=== Data to process ===
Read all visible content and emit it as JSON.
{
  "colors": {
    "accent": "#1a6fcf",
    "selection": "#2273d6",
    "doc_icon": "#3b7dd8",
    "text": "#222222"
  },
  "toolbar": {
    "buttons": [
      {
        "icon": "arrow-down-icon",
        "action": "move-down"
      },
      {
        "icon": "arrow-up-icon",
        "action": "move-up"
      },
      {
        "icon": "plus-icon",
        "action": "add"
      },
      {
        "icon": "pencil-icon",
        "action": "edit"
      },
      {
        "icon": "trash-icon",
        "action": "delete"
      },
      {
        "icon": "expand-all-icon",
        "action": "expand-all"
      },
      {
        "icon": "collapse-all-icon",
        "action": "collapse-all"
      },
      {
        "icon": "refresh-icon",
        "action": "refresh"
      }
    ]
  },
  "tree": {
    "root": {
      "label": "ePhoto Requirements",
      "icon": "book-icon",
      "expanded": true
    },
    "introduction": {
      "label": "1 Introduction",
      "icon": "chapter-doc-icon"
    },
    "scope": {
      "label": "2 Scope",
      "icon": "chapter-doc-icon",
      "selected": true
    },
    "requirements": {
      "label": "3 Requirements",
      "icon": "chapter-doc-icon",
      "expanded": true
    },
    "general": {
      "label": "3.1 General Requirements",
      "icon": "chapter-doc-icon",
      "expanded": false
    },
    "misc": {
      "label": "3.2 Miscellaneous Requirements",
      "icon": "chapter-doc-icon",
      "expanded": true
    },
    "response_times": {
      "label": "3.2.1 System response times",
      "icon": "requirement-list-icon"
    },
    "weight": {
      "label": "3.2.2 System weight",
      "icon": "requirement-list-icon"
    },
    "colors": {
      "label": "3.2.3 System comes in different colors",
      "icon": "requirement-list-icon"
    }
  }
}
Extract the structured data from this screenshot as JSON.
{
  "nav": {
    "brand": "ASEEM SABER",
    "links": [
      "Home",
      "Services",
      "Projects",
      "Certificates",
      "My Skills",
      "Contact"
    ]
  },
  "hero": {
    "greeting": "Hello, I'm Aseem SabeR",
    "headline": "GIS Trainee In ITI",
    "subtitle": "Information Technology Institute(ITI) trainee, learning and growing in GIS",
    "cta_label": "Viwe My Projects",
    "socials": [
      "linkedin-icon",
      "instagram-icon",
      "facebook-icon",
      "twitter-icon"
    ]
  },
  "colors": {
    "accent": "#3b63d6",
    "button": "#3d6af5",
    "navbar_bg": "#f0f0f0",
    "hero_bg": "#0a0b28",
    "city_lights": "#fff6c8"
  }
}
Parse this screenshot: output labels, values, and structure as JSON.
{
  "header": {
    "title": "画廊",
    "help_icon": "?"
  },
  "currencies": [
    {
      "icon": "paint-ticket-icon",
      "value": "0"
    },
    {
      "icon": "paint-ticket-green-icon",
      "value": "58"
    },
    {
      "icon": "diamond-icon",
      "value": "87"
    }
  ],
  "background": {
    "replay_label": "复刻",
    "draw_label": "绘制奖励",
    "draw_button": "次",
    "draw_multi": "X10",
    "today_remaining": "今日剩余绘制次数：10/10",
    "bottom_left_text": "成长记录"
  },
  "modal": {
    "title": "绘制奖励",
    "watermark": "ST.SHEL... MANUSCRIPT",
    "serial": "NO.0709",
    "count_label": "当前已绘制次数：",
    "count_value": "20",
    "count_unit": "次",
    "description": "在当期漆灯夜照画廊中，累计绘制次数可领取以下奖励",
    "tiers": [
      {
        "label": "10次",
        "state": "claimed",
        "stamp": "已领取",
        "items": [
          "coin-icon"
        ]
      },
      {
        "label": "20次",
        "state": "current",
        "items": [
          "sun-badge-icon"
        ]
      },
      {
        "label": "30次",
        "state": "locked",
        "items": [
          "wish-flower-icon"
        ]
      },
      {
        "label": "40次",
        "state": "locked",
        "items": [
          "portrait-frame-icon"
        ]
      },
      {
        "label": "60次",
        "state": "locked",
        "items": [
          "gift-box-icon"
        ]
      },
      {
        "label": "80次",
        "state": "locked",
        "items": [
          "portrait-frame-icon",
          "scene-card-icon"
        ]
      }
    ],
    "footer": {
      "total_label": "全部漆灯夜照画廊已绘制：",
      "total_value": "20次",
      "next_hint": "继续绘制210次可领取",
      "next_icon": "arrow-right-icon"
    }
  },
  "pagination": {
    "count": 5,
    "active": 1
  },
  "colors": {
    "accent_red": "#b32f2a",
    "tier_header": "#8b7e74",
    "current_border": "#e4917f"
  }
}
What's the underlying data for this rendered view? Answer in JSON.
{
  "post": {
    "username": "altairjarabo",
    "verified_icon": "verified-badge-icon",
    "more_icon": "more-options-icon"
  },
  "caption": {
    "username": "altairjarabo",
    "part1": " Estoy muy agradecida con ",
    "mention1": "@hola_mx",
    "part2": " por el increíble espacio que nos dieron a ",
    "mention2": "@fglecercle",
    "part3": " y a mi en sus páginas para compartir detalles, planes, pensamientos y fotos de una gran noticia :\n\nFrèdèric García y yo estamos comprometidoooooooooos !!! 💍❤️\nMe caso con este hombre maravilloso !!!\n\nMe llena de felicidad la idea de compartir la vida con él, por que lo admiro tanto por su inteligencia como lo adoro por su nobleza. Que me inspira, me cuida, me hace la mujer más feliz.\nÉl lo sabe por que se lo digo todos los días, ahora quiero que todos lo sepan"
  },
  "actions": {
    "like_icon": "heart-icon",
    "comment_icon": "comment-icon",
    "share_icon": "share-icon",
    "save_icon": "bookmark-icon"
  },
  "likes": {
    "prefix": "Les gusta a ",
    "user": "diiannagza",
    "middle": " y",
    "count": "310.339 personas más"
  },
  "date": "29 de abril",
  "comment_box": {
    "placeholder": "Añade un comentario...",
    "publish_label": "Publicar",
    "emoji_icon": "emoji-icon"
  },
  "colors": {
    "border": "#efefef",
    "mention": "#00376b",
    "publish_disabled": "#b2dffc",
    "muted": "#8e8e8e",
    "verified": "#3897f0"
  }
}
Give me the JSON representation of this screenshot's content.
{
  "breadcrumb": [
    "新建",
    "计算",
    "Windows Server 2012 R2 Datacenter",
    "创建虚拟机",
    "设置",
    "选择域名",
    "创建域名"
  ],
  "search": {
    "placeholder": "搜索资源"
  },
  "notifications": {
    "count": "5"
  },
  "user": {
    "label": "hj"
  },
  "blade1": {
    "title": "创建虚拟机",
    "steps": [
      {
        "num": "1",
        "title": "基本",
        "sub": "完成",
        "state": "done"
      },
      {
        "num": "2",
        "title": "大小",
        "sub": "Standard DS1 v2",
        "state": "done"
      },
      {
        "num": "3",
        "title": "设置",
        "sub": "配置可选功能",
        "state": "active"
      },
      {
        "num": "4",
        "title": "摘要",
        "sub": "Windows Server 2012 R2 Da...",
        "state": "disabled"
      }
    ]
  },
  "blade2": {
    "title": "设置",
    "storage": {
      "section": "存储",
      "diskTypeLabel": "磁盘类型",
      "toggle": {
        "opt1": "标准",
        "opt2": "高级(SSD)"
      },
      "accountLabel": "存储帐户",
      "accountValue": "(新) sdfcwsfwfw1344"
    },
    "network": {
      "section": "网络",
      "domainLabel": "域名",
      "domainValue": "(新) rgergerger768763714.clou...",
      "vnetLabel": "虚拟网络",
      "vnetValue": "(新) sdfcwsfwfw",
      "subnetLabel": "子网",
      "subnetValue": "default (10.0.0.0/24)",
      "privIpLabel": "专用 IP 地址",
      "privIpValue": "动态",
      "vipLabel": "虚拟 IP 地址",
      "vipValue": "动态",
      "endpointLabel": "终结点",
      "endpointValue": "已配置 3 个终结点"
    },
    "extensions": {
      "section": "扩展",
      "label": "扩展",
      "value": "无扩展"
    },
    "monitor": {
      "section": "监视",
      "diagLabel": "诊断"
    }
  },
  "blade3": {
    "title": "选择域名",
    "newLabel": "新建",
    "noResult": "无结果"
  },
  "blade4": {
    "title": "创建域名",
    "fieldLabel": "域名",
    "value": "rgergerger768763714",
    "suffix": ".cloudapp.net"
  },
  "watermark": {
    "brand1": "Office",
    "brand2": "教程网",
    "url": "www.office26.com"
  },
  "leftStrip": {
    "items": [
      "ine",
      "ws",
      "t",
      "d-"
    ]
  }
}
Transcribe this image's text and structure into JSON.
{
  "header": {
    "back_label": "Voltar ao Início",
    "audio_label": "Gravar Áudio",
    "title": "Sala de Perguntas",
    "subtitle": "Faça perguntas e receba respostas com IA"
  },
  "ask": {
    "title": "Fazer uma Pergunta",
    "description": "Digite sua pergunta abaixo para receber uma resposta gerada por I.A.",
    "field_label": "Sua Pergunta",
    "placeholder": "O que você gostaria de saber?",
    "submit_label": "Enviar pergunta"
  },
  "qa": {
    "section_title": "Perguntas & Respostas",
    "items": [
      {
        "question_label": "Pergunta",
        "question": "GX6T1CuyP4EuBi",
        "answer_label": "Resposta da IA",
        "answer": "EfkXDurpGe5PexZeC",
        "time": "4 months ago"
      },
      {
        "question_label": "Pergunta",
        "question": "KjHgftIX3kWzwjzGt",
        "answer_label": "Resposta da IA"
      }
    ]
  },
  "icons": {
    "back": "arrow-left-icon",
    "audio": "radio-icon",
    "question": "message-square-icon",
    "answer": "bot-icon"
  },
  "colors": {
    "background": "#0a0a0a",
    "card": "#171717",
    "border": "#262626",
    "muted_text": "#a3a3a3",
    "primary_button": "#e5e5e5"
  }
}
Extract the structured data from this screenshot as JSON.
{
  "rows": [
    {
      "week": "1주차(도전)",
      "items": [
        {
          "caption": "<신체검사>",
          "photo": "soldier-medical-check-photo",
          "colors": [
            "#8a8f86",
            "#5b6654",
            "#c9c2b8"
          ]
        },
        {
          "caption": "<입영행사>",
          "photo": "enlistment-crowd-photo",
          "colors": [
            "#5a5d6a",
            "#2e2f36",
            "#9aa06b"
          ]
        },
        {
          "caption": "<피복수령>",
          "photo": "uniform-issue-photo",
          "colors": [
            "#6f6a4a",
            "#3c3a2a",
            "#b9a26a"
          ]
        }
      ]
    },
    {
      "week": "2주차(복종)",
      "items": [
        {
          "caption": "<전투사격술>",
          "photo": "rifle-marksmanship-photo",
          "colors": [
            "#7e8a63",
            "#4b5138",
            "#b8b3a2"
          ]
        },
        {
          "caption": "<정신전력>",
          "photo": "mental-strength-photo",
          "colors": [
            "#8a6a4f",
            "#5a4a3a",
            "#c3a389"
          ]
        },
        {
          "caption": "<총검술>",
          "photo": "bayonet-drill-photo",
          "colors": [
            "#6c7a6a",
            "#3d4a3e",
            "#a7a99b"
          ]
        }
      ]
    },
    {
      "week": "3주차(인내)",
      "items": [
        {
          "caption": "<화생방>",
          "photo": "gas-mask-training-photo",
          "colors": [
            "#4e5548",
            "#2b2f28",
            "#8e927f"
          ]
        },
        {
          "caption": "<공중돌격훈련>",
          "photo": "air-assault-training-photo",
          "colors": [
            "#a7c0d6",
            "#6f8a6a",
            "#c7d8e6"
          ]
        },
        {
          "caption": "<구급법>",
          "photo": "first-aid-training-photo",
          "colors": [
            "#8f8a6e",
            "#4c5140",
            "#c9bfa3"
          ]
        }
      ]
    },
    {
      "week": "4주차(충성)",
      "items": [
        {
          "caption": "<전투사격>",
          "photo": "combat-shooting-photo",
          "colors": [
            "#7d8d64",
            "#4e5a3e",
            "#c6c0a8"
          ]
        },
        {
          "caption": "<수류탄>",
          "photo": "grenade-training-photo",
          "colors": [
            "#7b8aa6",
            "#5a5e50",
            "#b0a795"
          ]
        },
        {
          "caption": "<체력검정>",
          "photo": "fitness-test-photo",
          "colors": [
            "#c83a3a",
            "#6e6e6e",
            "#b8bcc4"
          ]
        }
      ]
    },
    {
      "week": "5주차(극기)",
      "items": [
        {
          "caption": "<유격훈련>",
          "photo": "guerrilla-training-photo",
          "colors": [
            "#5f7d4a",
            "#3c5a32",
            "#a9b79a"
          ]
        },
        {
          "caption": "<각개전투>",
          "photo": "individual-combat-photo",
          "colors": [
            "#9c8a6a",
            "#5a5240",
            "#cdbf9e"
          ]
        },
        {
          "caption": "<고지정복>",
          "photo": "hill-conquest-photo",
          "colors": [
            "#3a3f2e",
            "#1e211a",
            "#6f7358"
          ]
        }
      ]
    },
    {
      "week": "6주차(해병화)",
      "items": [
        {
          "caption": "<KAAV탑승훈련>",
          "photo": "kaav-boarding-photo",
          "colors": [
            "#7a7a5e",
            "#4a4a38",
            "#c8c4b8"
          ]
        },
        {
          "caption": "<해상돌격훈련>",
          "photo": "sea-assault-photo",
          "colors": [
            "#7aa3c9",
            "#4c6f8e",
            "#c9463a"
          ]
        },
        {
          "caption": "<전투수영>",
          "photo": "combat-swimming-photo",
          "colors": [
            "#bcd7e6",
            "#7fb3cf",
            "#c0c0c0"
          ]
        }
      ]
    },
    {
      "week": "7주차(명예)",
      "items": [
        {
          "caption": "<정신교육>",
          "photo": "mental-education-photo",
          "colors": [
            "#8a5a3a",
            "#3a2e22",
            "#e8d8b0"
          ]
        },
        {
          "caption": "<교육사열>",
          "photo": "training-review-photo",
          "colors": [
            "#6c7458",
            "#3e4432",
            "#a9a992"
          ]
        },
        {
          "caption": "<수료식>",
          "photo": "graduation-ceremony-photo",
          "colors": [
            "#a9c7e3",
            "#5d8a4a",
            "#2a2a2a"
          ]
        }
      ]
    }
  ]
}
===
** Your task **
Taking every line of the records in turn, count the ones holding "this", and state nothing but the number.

** Response **
6